Gives an introduction to recent methods in representation theory of a fundamental nature that are likely to have a wide influence in neighboring subjects
Exposition intended to be accessible to graduate and postdoctoral students in algebra and algebraic topology
The seminar focuses on a recent solution, by the authors, of a long standing problem concerning the stable module category (of not necessarily finite dimensional representations) of a finite group. The proof draws on ideas from commutative algebra, cohomology of groups, and stable homotopy theory. The unifying theme is a notion of support which provides a geometric approach for studying various algebraic structures. The prototype for this has been Daniel Quillen’s description of the algebraic variety corresponding to the cohomology ring of a finite group, based on which Jon Carlson introduced support varieties for modular representations. This has made it possible to apply methods of algebraic geometry to obtain representation theoretic information. Their work has inspired the development of analogous theories in various contexts, notably modules over commutative complete intersection rings and over cocommutative Hopf algebras. One of the threads in this development has been the classification of thick or localizing subcategories of various triangulated categories of representations. This story started with Mike Hopkins’ classification of thick subcategories of the perfect complexes over a commutative Noetherian ring, followed by a classification of localizing subcategories of its full derived category, due to Amnon Neeman. The authors have been developing an approach to address such classification problems, based on a construction of local cohomology functors and support for triangulated categories with ring of operators.
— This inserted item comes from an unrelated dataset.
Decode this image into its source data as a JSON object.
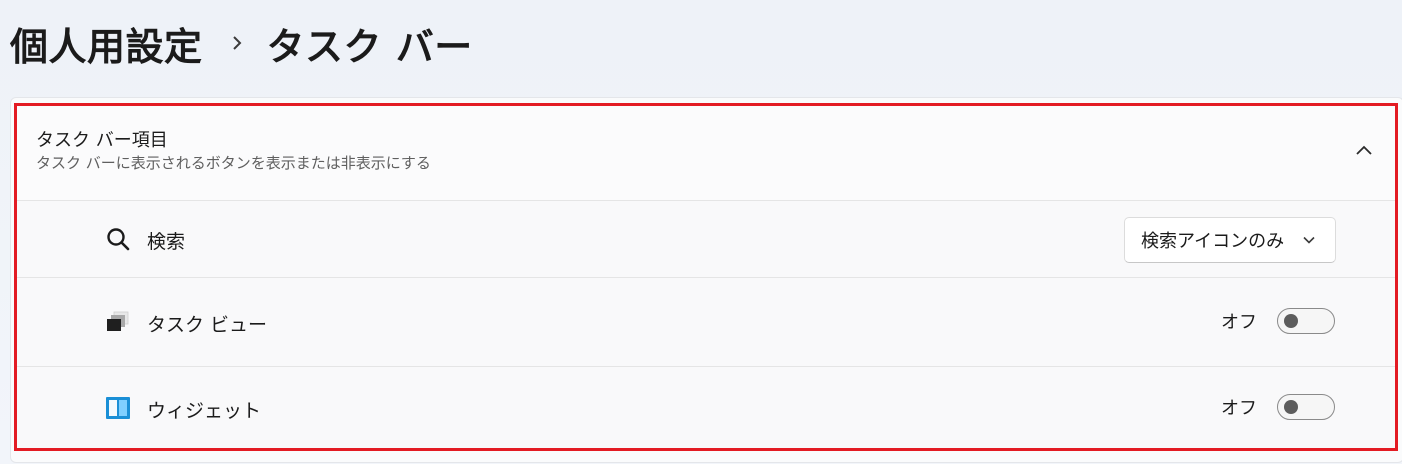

The book serves as an introduction to this circle of ideas.
Content Level »Graduate
Keywords »Homological algebra and category theory - Homological methods for commutative rings - Homological methods for noncommutative rings